A 2 March election would avoid the all important 5 March RBA meeting, which might have a few home truths about the economy and the 6 March release of the December quarter GDP data, which on current indications, will be weak. The only data prior to a 2 March polling day of note will be, working backwards, business investment (28 February), the labour force (21 February) and the wage price index (20 February). These should be manageable for the government.
If the Prime Minister Morrison opts for an 18 May election day, the economic data flow will have the potential to be more powerful in the days and weeks leading up to polling day. On 16 May, the labour force data will provide a timely reminder of slowing in employment creation and the extent to which workers are either unemployed or underemployed. This will follow data on retail spending (7 May) and the inflation rate (24 April) will also give critical signals on the state of the economy.
There will also be the usual RBA Board meeting on 7 May and the RBA quarterly Statement on Monetary Policy on 10 May which will no doubt incorporate views on the slowing economy, the credit crunch and critical policy issues.
House price updates
One important high profile news item that cannot be avoided will be the regular house price updates from Corelogic. These are available daily and as prices continue to decline, voters in the hardest hit cities – Darwin, Perth, Sydney and Melbourne – will no doubt be concerns with each update about how much wealth they are losing as prices keep falling.
Mr Morrison has to be aware that an 18 May election campaign is likely to see the government on the back foot on the performance of the economy with GDP weakening, the labour market slowing, wages growth still weak and a possible uptick in the unemployment rate. The RBA will be chiming in with its assessment for the economy at vital times during the campaign.
All the while, house prices are set to keep dropping, a factor likely to sour the mood of the electorate.

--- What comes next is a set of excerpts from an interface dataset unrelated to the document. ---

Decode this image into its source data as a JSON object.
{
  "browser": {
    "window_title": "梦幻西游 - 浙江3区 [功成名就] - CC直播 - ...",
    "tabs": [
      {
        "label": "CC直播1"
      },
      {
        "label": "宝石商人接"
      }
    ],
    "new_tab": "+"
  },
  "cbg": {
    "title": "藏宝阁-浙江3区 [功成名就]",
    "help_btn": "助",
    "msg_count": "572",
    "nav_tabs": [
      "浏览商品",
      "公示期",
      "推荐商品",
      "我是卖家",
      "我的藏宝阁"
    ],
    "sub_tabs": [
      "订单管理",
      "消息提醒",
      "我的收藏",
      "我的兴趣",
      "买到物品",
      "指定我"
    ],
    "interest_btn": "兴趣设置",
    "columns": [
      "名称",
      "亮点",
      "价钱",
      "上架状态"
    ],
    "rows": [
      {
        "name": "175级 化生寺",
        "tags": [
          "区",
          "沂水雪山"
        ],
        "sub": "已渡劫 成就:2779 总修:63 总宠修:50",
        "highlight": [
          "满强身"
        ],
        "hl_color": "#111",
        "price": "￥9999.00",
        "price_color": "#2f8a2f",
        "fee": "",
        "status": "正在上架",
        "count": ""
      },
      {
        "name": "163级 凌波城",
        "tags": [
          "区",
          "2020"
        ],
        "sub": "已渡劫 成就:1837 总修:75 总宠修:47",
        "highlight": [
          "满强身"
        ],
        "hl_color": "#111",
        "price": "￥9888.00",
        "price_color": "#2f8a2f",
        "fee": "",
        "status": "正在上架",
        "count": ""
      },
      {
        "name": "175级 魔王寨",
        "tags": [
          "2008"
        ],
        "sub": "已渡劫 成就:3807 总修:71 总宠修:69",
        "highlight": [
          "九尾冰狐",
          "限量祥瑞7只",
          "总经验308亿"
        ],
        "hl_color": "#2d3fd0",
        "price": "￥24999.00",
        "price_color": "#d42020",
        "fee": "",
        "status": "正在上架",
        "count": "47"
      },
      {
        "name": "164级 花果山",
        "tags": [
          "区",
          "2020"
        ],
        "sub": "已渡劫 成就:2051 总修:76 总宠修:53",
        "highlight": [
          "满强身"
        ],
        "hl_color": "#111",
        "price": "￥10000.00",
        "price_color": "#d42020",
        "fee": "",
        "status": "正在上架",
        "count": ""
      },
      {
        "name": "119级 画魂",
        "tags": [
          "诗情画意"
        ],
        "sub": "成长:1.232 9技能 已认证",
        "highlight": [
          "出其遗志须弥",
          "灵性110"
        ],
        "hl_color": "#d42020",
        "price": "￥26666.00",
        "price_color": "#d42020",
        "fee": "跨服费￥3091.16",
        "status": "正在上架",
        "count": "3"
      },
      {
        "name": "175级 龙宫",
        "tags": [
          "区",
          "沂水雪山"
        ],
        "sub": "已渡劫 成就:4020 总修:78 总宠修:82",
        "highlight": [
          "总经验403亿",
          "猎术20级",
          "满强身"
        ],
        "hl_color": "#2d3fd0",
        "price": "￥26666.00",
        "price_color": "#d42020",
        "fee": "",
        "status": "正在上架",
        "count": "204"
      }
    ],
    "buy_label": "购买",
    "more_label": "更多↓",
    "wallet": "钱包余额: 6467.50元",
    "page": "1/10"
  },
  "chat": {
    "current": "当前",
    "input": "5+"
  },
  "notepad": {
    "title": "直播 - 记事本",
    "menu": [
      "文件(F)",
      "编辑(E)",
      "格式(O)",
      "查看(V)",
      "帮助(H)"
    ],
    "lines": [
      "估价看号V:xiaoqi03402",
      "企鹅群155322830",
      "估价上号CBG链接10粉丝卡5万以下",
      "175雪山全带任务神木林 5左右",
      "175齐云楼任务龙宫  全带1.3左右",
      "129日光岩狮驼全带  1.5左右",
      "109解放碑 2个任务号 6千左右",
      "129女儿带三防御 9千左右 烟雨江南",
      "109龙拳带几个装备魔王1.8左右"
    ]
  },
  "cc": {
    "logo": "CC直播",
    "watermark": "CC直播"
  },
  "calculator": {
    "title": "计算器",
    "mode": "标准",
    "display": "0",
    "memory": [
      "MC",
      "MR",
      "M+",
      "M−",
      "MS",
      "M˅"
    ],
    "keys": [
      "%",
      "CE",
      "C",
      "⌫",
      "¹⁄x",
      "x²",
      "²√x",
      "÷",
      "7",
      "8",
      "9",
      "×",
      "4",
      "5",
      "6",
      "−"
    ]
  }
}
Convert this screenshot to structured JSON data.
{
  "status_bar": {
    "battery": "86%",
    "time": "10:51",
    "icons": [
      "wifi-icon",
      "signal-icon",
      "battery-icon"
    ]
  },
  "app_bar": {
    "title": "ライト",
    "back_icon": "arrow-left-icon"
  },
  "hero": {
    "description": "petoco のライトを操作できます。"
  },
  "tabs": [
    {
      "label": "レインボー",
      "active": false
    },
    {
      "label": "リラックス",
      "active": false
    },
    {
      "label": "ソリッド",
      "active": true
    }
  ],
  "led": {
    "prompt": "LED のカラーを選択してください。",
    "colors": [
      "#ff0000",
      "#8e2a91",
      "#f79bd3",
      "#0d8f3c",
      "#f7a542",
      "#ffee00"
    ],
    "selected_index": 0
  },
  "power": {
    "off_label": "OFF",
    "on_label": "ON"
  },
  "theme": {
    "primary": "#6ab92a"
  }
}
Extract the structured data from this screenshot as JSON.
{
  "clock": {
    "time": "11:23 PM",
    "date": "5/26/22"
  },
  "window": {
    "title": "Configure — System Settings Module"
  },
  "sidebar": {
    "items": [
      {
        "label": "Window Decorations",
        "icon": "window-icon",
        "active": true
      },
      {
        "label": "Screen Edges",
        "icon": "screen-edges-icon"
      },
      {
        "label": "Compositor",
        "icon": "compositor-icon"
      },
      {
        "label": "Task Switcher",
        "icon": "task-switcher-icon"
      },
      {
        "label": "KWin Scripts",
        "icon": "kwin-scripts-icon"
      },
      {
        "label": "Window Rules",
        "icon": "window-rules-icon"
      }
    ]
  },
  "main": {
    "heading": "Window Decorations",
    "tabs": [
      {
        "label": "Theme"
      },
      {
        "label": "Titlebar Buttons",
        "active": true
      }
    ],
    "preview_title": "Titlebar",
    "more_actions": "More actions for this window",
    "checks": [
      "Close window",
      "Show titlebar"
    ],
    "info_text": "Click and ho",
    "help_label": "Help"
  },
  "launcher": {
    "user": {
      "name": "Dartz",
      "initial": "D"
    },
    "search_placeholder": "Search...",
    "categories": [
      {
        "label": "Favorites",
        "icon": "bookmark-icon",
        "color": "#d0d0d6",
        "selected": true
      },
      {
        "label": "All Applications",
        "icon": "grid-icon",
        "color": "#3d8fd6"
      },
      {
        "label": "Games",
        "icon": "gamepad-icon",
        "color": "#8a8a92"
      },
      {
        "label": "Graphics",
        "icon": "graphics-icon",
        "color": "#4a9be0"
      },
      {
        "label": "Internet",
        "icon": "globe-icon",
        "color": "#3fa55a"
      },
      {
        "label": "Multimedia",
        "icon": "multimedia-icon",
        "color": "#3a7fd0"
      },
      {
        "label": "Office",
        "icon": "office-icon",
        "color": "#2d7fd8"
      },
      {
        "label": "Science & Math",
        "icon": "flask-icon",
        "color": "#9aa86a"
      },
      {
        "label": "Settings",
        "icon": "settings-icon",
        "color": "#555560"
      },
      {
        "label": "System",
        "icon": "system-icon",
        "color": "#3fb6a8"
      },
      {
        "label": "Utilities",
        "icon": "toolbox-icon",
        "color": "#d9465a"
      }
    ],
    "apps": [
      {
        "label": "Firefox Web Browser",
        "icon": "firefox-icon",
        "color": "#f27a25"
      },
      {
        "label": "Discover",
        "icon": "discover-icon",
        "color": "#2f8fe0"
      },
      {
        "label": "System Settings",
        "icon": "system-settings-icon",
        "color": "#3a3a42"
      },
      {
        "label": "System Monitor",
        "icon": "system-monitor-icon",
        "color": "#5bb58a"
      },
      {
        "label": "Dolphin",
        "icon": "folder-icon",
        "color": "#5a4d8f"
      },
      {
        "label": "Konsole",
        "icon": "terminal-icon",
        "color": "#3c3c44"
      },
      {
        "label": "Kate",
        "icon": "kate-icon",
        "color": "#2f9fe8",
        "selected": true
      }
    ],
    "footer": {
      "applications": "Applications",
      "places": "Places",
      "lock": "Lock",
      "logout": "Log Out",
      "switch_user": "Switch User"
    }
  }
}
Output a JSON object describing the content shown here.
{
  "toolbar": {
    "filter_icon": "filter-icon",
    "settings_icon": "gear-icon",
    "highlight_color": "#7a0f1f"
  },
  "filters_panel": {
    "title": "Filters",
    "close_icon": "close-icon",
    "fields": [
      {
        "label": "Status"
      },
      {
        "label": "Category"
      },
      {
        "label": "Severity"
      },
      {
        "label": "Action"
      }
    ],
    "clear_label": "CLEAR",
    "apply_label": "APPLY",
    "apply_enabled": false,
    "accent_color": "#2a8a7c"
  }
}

There are probably other matters that will feed into the exact timing of the election date, but there is little doubt that the economic calendar will be important.